:: Task to carry out ::
Print each entry precisely; exclude the pictures.

:: Items listed in a dataset ::
#####
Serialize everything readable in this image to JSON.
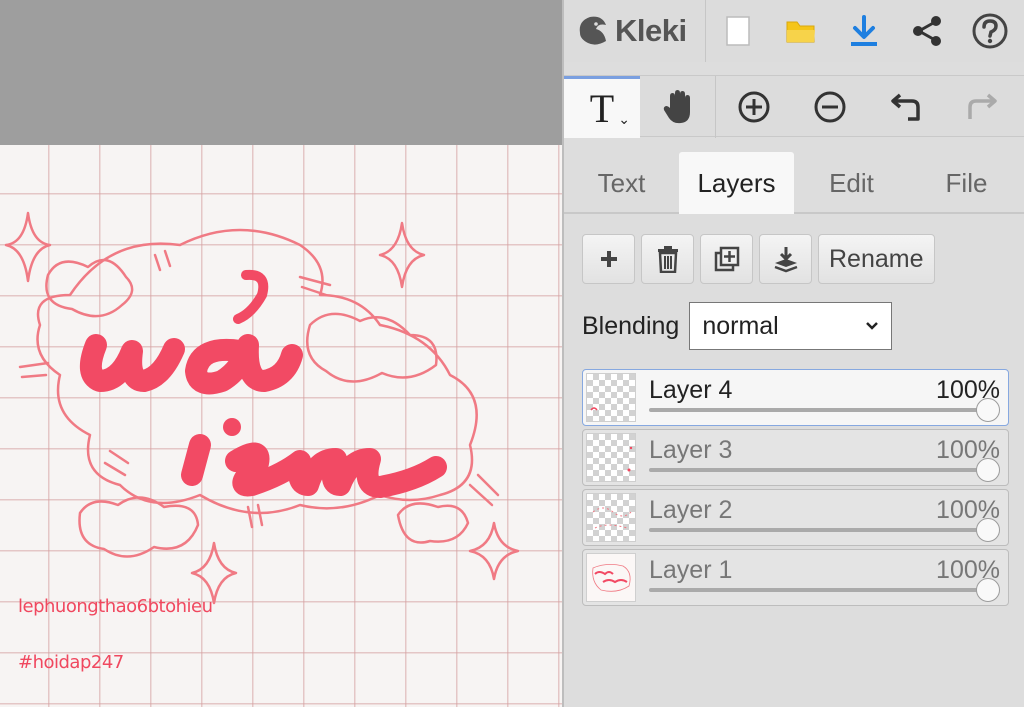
{
  "canvas": {
    "credits": [
      "lephuongthao6btohieu",
      "#hoidap247"
    ]
  },
  "topbar": {
    "logo_text": "Kleki"
  },
  "toolbar": {
    "tool_text_glyph": "T",
    "tool_chevron": "⌄"
  },
  "tabs": [
    {
      "label": "Text",
      "active": false
    },
    {
      "label": "Layers",
      "active": true
    },
    {
      "label": "Edit",
      "active": false
    },
    {
      "label": "File",
      "active": false
    }
  ],
  "layer_actions": {
    "rename_label": "Rename"
  },
  "blending": {
    "label": "Blending",
    "value": "normal"
  },
  "layers": [
    {
      "name": "Layer 4",
      "opacity": "100%",
      "active": true
    },
    {
      "name": "Layer 3",
      "opacity": "100%",
      "active": false
    },
    {
      "name": "Layer 2",
      "opacity": "100%",
      "active": false
    },
    {
      "name": "Layer 1",
      "opacity": "100%",
      "active": false
    }
  ],
  "colors": {
    "accent_blue": "#1e7fe0",
    "folder_yellow": "#f5c518",
    "art_red": "#f0485f"
  }
}
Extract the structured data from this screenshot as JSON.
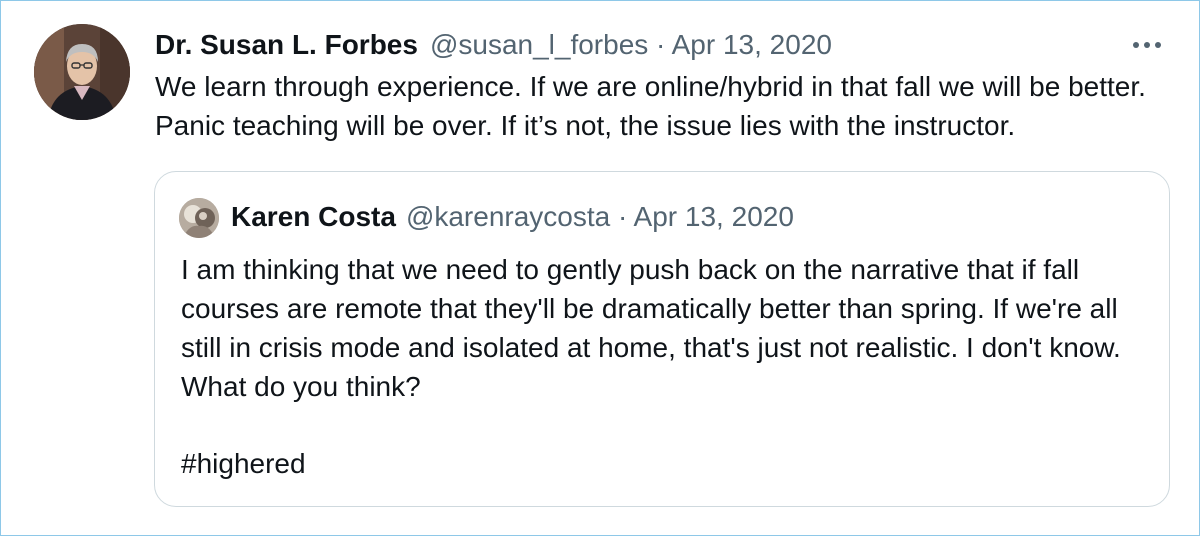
{
  "tweet": {
    "author_name": "Dr. Susan L. Forbes",
    "handle_date": "@susan_l_forbes · Apr 13, 2020",
    "text_lines": [
      "We learn through experience. If we are online/hybrid in that fall we will be better.",
      "Panic teaching will be over.  If it’s not, the issue lies with the instructor."
    ],
    "more_icon": "more-horizontal-icon"
  },
  "quoted_tweet": {
    "author_name": "Karen Costa",
    "handle_date": "@karenraycosta · Apr 13, 2020",
    "text_lines": [
      "I am thinking that we need to gently push back on the narrative that if fall",
      "courses are remote that they'll be dramatically better than spring. If we're all",
      "still in crisis mode and isolated at home, that's just not realistic. I don't know.",
      "What do you think?"
    ],
    "hashtag": "#highered"
  },
  "colors": {
    "text": "#0f1419",
    "secondary": "#536471",
    "quote_border": "#cfd9de",
    "frame_border": "#8ec8e8"
  }
}
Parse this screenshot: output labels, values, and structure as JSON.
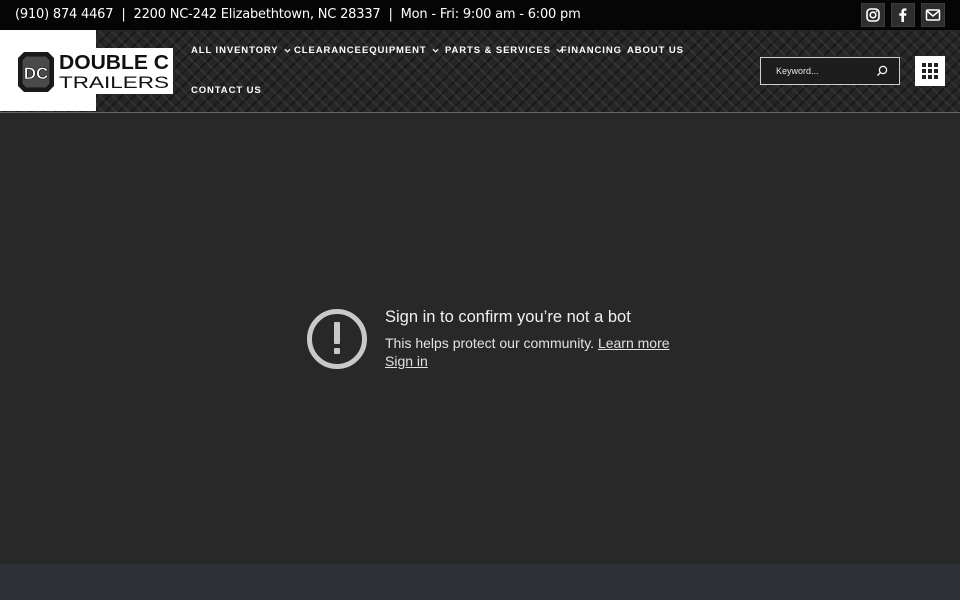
{
  "topbar": {
    "phone": "(910) 874 4467",
    "address": "2200 NC-242 Elizabethtown, NC 28337",
    "hours": "Mon - Fri: 9:00 am - 6:00 pm",
    "separator": "|",
    "socials": [
      {
        "icon": "instagram-icon"
      },
      {
        "icon": "facebook-icon"
      },
      {
        "icon": "envelope-icon"
      }
    ]
  },
  "logo": {
    "line1": "DOUBLE C",
    "line2": "TRAILERS",
    "badge": "DC"
  },
  "nav": {
    "items": [
      {
        "label": "ALL INVENTORY",
        "dropdown": true
      },
      {
        "label": "CLEARANCE",
        "dropdown": false
      },
      {
        "label": "EQUIPMENT",
        "dropdown": true
      },
      {
        "label": "PARTS & SERVICES",
        "dropdown": true
      },
      {
        "label": "FINANCING",
        "dropdown": false
      },
      {
        "label": "ABOUT US",
        "dropdown": false
      },
      {
        "label": "CONTACT US",
        "dropdown": false
      }
    ]
  },
  "search": {
    "placeholder": "Keyword..."
  },
  "notice": {
    "title": "Sign in to confirm you’re not a bot",
    "body": "This helps protect our community.",
    "learn_more": "Learn more",
    "sign_in": "Sign in"
  },
  "colors": {
    "topbar": "#050505",
    "page_bg": "#282828",
    "footer": "#2d3035"
  }
}
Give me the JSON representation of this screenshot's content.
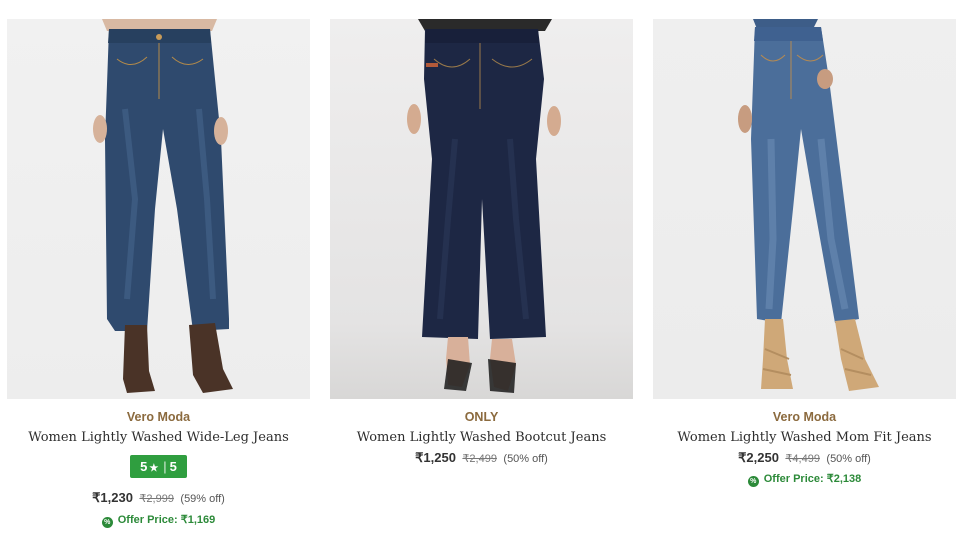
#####
:: Task output ::
Serialize everything readable in this image to JSON.
{
  "canvas": {
    "credits": [
      "lephuongthao6btohieu",
      "#hoidap247"
    ]
  },
  "topbar": {
    "logo_text": "Kleki"
  },
  "toolbar": {
    "tool_text_glyph": "T",
    "tool_chevron": "⌄"
  },
  "tabs": [
    {
      "label": "Text",
      "active": false
    },
    {
      "label": "Layers",
      "active": true
    },
    {
      "label": "Edit",
      "active": false
    },
    {
      "label": "File",
      "active": false
    }
  ],
  "layer_actions": {
    "rename_label": "Rename"
  },
  "blending": {
    "label": "Blending",
    "value": "normal"
  },
  "layers": [
    {
      "name": "Layer 4",
      "opacity": "100%",
      "active": true
    },
    {
      "name": "Layer 3",
      "opacity": "100%",
      "active": false
    },
    {
      "name": "Layer 2",
      "opacity": "100%",
      "active": false
    },
    {
      "name": "Layer 1",
      "opacity": "100%",
      "active": false
    }
  ],
  "colors": {
    "accent_blue": "#1e7fe0",
    "folder_yellow": "#f5c518",
    "art_red": "#f0485f"
  }
}
Extract the structured data from this screenshot as JSON.
{
  "tweet": {
    "author_name": "Dr. Susan L. Forbes",
    "handle_date": "@susan_l_forbes · Apr 13, 2020",
    "text_lines": [
      "We learn through experience. If we are online/hybrid in that fall we will be better.",
      "Panic teaching will be over.  If it’s not, the issue lies with the instructor."
    ],
    "more_icon": "more-horizontal-icon"
  },
  "quoted_tweet": {
    "author_name": "Karen Costa",
    "handle_date": "@karenraycosta · Apr 13, 2020",
    "text_lines": [
      "I am thinking that we need to gently push back on the narrative that if fall",
      "courses are remote that they'll be dramatically better than spring. If we're all",
      "still in crisis mode and isolated at home, that's just not realistic. I don't know.",
      "What do you think?"
    ],
    "hashtag": "#highered"
  },
  "colors": {
    "text": "#0f1419",
    "secondary": "#536471",
    "quote_border": "#cfd9de",
    "frame_border": "#8ec8e8"
  }
}
Parse this screenshot: output labels, values, and structure as JSON.
{
  "topbar": {
    "phone": "(910) 874 4467",
    "address": "2200 NC-242 Elizabethtown, NC 28337",
    "hours": "Mon - Fri: 9:00 am - 6:00 pm",
    "separator": "|",
    "socials": [
      {
        "icon": "instagram-icon"
      },
      {
        "icon": "facebook-icon"
      },
      {
        "icon": "envelope-icon"
      }
    ]
  },
  "logo": {
    "line1": "DOUBLE C",
    "line2": "TRAILERS",
    "badge": "DC"
  },
  "nav": {
    "items": [
      {
        "label": "ALL INVENTORY",
        "dropdown": true
      },
      {
        "label": "CLEARANCE",
        "dropdown": false
      },
      {
        "label": "EQUIPMENT",
        "dropdown": true
      },
      {
        "label": "PARTS & SERVICES",
        "dropdown": true
      },
      {
        "label": "FINANCING",
        "dropdown": false
      },
      {
        "label": "ABOUT US",
        "dropdown": false
      },
      {
        "label": "CONTACT US",
        "dropdown": false
      }
    ]
  },
  "search": {
    "placeholder": "Keyword..."
  },
  "notice": {
    "title": "Sign in to confirm you’re not a bot",
    "body": "This helps protect our community.",
    "learn_more": "Learn more",
    "sign_in": "Sign in"
  },
  "colors": {
    "topbar": "#050505",
    "page_bg": "#282828",
    "footer": "#2d3035"
  }
}
Give me the JSON representation of this screenshot's content.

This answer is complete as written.